#### DATA SUPPLIED ####

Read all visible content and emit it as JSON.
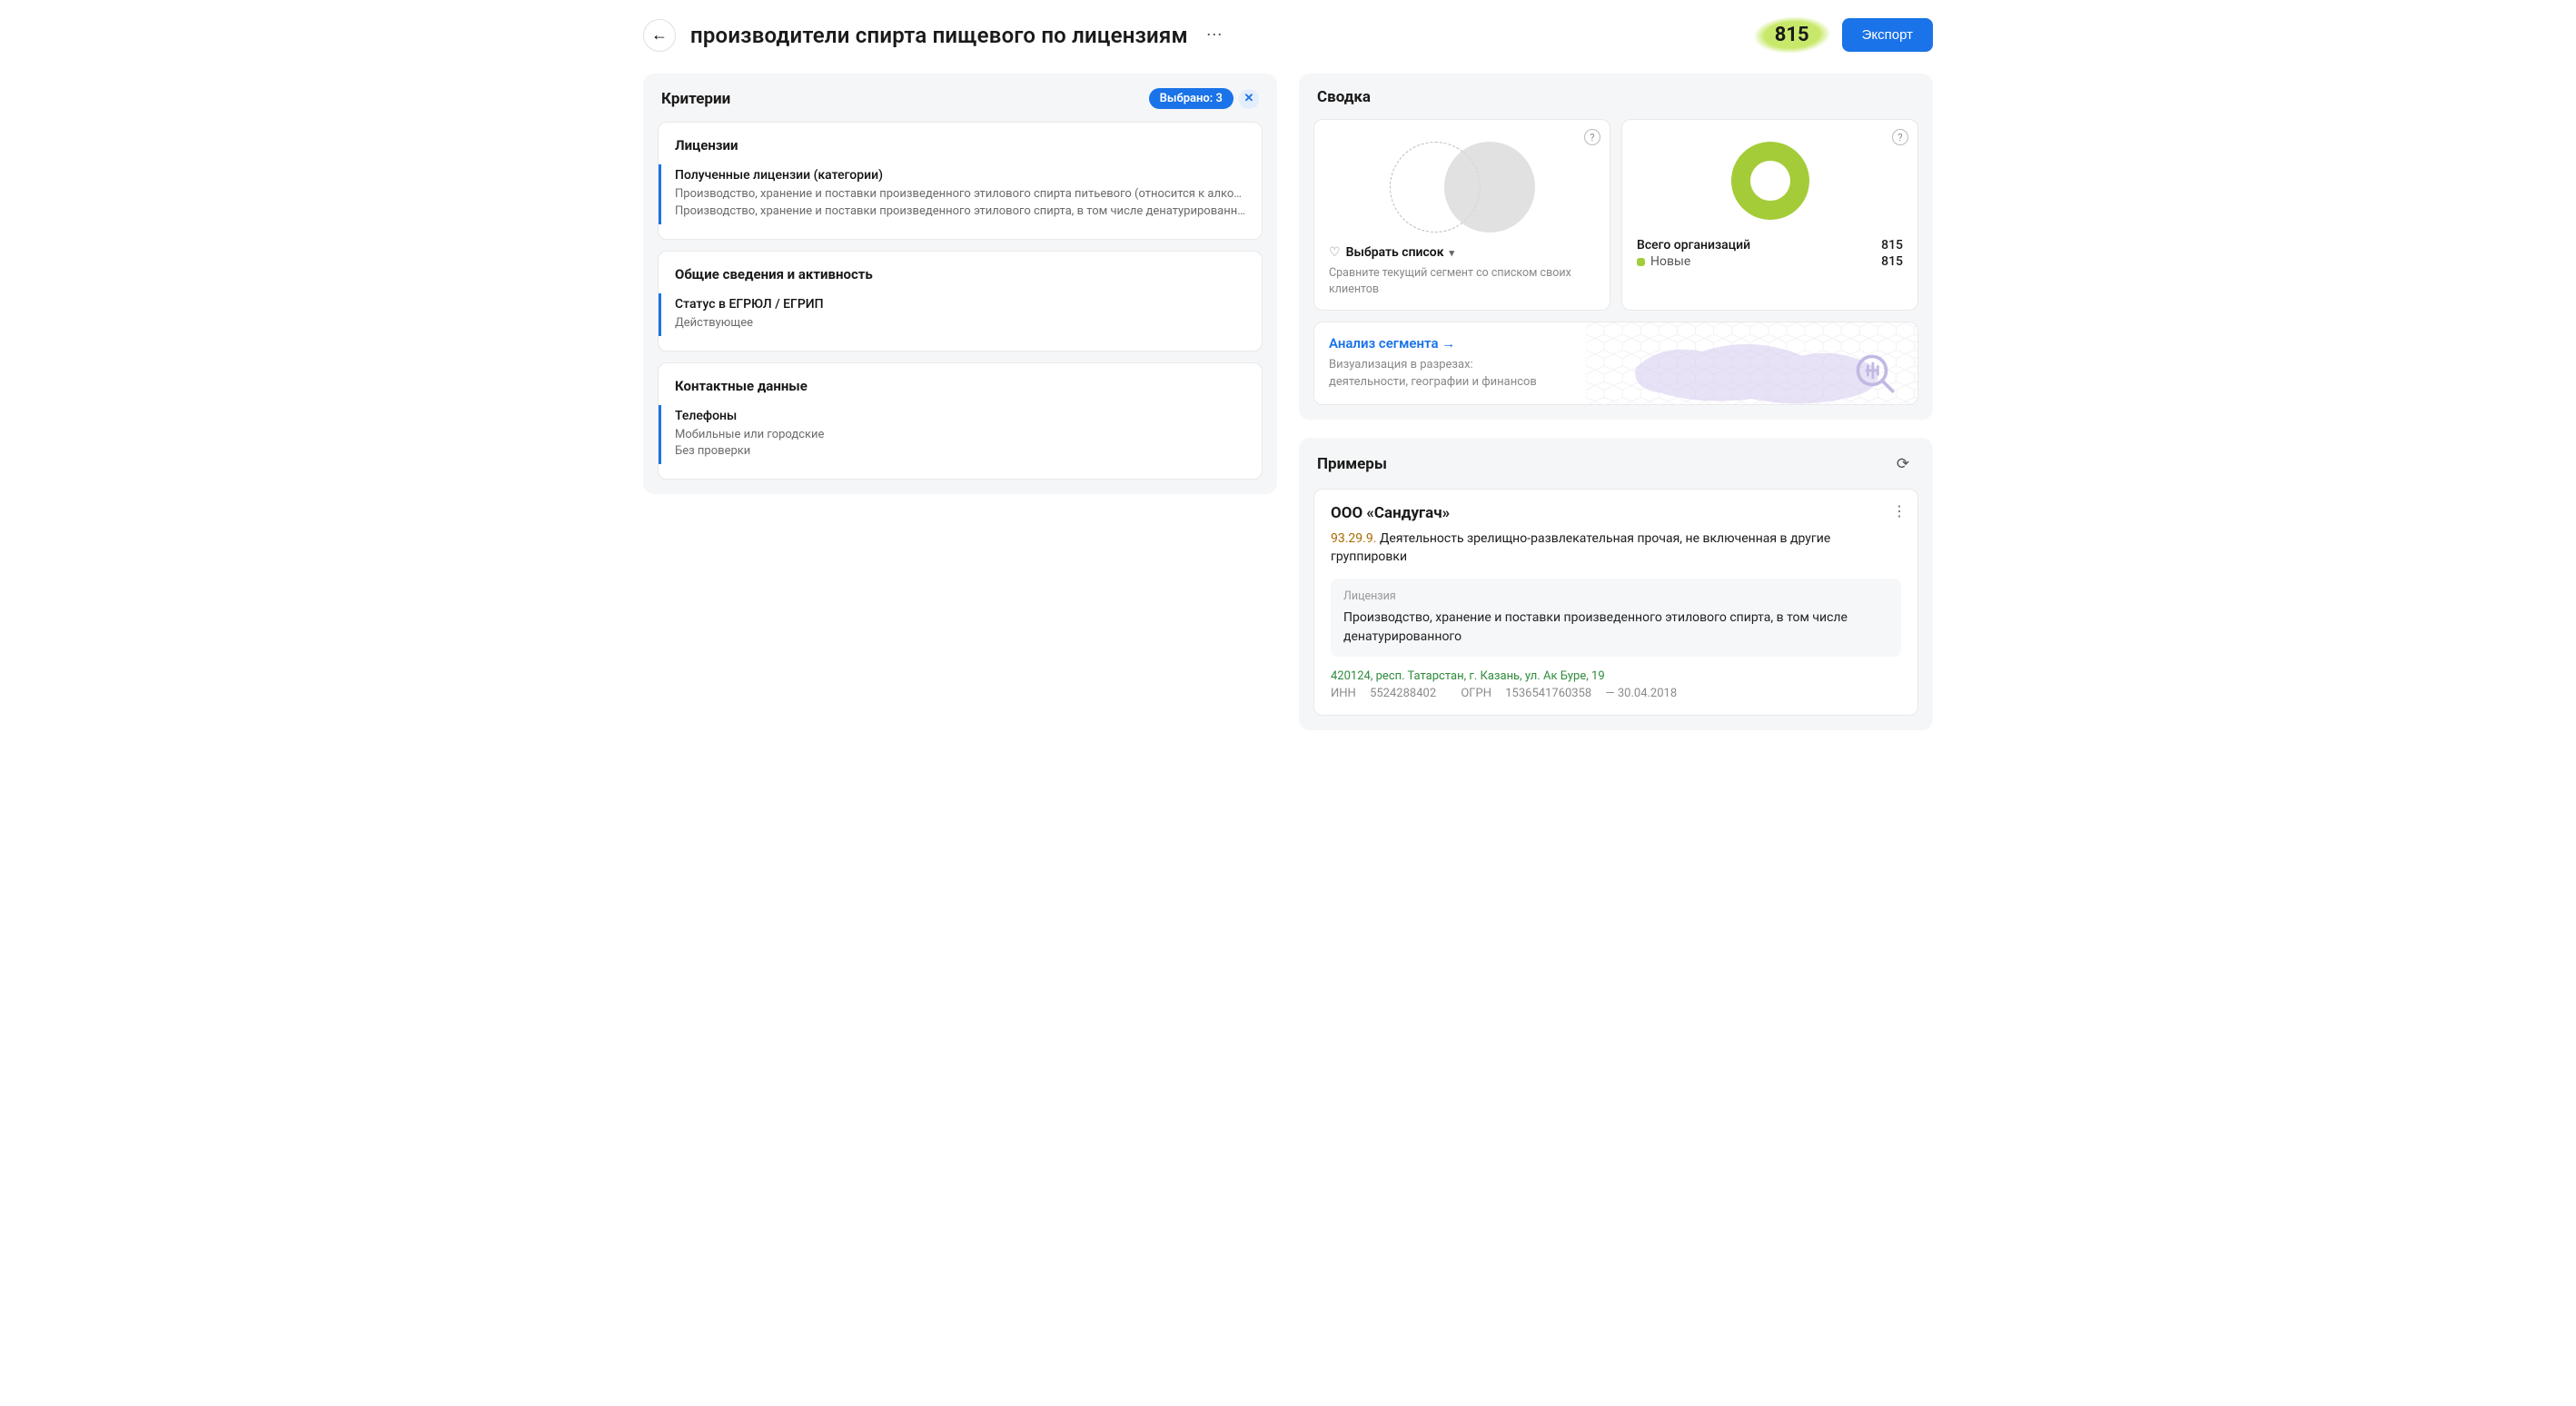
{
  "header": {
    "title": "производители спирта пищевого по лицензиям",
    "count": "815",
    "export_label": "Экспорт"
  },
  "criteria": {
    "heading": "Критерии",
    "selected_label": "Выбрано: 3",
    "groups": [
      {
        "title": "Лицензии",
        "items": [
          {
            "label": "Полученные лицензии (категории)",
            "values": [
              "Производство, хранение и поставки произведенного этилового спирта питьевого (относится к алкого…",
              "Производство, хранение и поставки произведенного этилового спирта, в том числе денатурированного"
            ]
          }
        ]
      },
      {
        "title": "Общие сведения и активность",
        "items": [
          {
            "label": "Статус в ЕГРЮЛ / ЕГРИП",
            "values": [
              "Действующее"
            ]
          }
        ]
      },
      {
        "title": "Контактные данные",
        "items": [
          {
            "label": "Телефоны",
            "values": [
              "Мобильные или городские",
              "Без проверки"
            ]
          }
        ]
      }
    ]
  },
  "summary": {
    "heading": "Сводка",
    "compare": {
      "select_label": "Выбрать список",
      "hint": "Сравните текущий сегмент со списком своих клиентов"
    },
    "totals": {
      "total_label": "Всего организаций",
      "total_value": "815",
      "new_label": "Новые",
      "new_value": "815"
    },
    "analysis": {
      "link_label": "Анализ сегмента",
      "desc": "Визуализация в разрезах:\nдеятельности, географии и финансов"
    }
  },
  "examples": {
    "heading": "Примеры",
    "org": {
      "name": "ООО «Сандугач»",
      "okved_code": "93.29.9.",
      "okved_text": " Деятельность зрелищно-развлекательная прочая, не включенная в другие группировки",
      "license_label": "Лицензия",
      "license_text": "Производство, хранение и поставки произведенного этилового спирта, в том числе денатурированного",
      "address": "420124, респ. Татарстан, г. Казань, ул. Ак Буре, 19",
      "inn_label": "ИНН",
      "inn": "5524288402",
      "ogrn_label": "ОГРН",
      "ogrn": "1536541760358",
      "reg_date": "30.04.2018"
    }
  },
  "chart_data": {
    "type": "pie",
    "title": "Всего организаций",
    "series": [
      {
        "name": "Новые",
        "value": 815,
        "color": "#a4cc38"
      }
    ],
    "total": 815
  }
}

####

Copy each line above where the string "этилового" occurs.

OUTPUT OF THE TASK
              "Производство, хранение и поставки произведенного этилового спирта питьевого (относится к алкого…",
              "Производство, хранение и поставки произведенного этилового спирта, в том числе денатурированного"
      "license_text": "Производство, хранение и поставки произведенного этилового спирта, в том числе денатурированного",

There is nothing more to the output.